Dataset extract below:
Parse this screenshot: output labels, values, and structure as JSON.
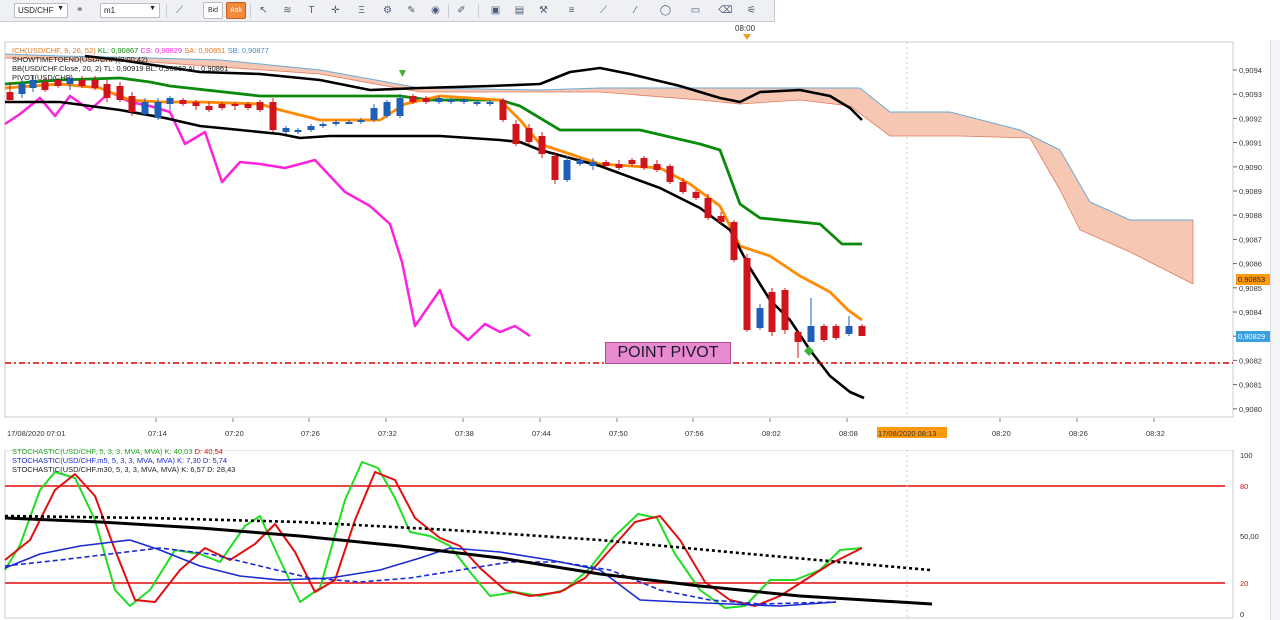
{
  "toolbar": {
    "symbol": "USD/CHF",
    "timeframe": "m1",
    "bid_label": "Bid",
    "ask_label": "Ask",
    "icons": [
      "line-chart-icon",
      "cursor-icon",
      "fibonacci-icon",
      "text-icon",
      "crosshair-icon",
      "globe-icon",
      "pencil-icon",
      "image-icon",
      "window-icon",
      "tools-icon",
      "menu-icon",
      "draw-icon",
      "brush-icon",
      "ellipse-icon",
      "rectangle-icon",
      "eraser-icon",
      "hierarchy-icon"
    ]
  },
  "top_time_label": "08:00",
  "main_legend": {
    "ich": "ICH(USD/CHF, 9, 26, 52)",
    "ich_kl": "KL: 0,90867",
    "ich_cs": "CS: 0,90829",
    "ich_sa": "SA: 0,90851",
    "ich_sb": "SB: 0,90877",
    "showtime": "SHOWTIMETOEND(USD/CHF)(0:00:42)",
    "bb": "BB(USD/CHF.Close, 20, 2)",
    "bb_tl": "TL: 0,90919",
    "bb_bl": "BL: 0,90803",
    "bb_al": "AL: 0,90861",
    "pivot": "PIVOT(USD/CHF)"
  },
  "pivot_label": "POINT PIVOT",
  "price_axis": [
    "0,9094",
    "0,9093",
    "0,9092",
    "0,9091",
    "0,9090",
    "0,9089",
    "0,9088",
    "0,9087",
    "0,9086",
    "0,9085",
    "0,9084",
    "0,9083",
    "0,9082",
    "0,9081",
    "0,9080"
  ],
  "price_badges": {
    "sa": "0,90853",
    "close": "0,90829"
  },
  "time_axis": [
    "17/08/2020 07:01",
    "07:14",
    "07:20",
    "07:26",
    "07:32",
    "07:38",
    "07:44",
    "07:50",
    "07:56",
    "08:02",
    "08:08",
    "17/08/2020 08:13",
    "08:20",
    "08:26",
    "08:32"
  ],
  "stoch_legend": {
    "s1": "STOCHASTIC(USD/CHF, 5, 3, 3, MVA, MVA)",
    "s1_k": "K: 40,03",
    "s1_d": "D: 40,54",
    "s2": "STOCHASTIC(USD/CHF.m5, 5, 3, 3, MVA, MVA)",
    "s2_k": "K: 7,30",
    "s2_d": "D: 5,74",
    "s3": "STOCHASTIC(USD/CHF.m30, 5, 3, 3, MVA, MVA)",
    "s3_k": "K: 6,57",
    "s3_d": "D: 28,43"
  },
  "stoch_axis": [
    "100",
    "80",
    "50,00",
    "20",
    "0"
  ],
  "colors": {
    "bull": "#1f5fb8",
    "bear": "#d0141c",
    "kijun": "#0a8a0a",
    "tenkan": "#ff8a00",
    "chikou": "#ff22dd",
    "bb": "#000000",
    "cloud_fill": "#f6c7b2",
    "cloud_line": "#6aaad8",
    "pivot": "#e00000",
    "stoch_k": "#22dd22",
    "stoch_d": "#e01010"
  }
}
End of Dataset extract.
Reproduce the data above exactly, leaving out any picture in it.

**Written solution:**
Parse this screenshot: output labels, values, and structure as JSON.
{
  "toolbar": {
    "symbol": "USD/CHF",
    "timeframe": "m1",
    "bid_label": "Bid",
    "ask_label": "Ask",
    "icons": [
      "line-chart-icon",
      "cursor-icon",
      "fibonacci-icon",
      "text-icon",
      "crosshair-icon",
      "globe-icon",
      "pencil-icon",
      "image-icon",
      "window-icon",
      "tools-icon",
      "menu-icon",
      "draw-icon",
      "brush-icon",
      "ellipse-icon",
      "rectangle-icon",
      "eraser-icon",
      "hierarchy-icon"
    ]
  },
  "top_time_label": "08:00",
  "main_legend": {
    "ich": "ICH(USD/CHF, 9, 26, 52)",
    "ich_kl": "KL: 0,90867",
    "ich_cs": "CS: 0,90829",
    "ich_sa": "SA: 0,90851",
    "ich_sb": "SB: 0,90877",
    "showtime": "SHOWTIMETOEND(USD/CHF)(0:00:42)",
    "bb": "BB(USD/CHF.Close, 20, 2)",
    "bb_tl": "TL: 0,90919",
    "bb_bl": "BL: 0,90803",
    "bb_al": "AL: 0,90861",
    "pivot": "PIVOT(USD/CHF)"
  },
  "pivot_label": "POINT PIVOT",
  "price_axis": [
    "0,9094",
    "0,9093",
    "0,9092",
    "0,9091",
    "0,9090",
    "0,9089",
    "0,9088",
    "0,9087",
    "0,9086",
    "0,9085",
    "0,9084",
    "0,9083",
    "0,9082",
    "0,9081",
    "0,9080"
  ],
  "price_badges": {
    "sa": "0,90853",
    "close": "0,90829"
  },
  "time_axis": [
    "17/08/2020 07:01",
    "07:14",
    "07:20",
    "07:26",
    "07:32",
    "07:38",
    "07:44",
    "07:50",
    "07:56",
    "08:02",
    "08:08",
    "17/08/2020 08:13",
    "08:20",
    "08:26",
    "08:32"
  ],
  "stoch_legend": {
    "s1": "STOCHASTIC(USD/CHF, 5, 3, 3, MVA, MVA)",
    "s1_k": "K: 40,03",
    "s1_d": "D: 40,54",
    "s2": "STOCHASTIC(USD/CHF.m5, 5, 3, 3, MVA, MVA)",
    "s2_k": "K: 7,30",
    "s2_d": "D: 5,74",
    "s3": "STOCHASTIC(USD/CHF.m30, 5, 3, 3, MVA, MVA)",
    "s3_k": "K: 6,57",
    "s3_d": "D: 28,43"
  },
  "stoch_axis": [
    "100",
    "80",
    "50,00",
    "20",
    "0"
  ],
  "colors": {
    "bull": "#1f5fb8",
    "bear": "#d0141c",
    "kijun": "#0a8a0a",
    "tenkan": "#ff8a00",
    "chikou": "#ff22dd",
    "bb": "#000000",
    "cloud_fill": "#f6c7b2",
    "cloud_line": "#6aaad8",
    "pivot": "#e00000",
    "stoch_k": "#22dd22",
    "stoch_d": "#e01010"
  }
}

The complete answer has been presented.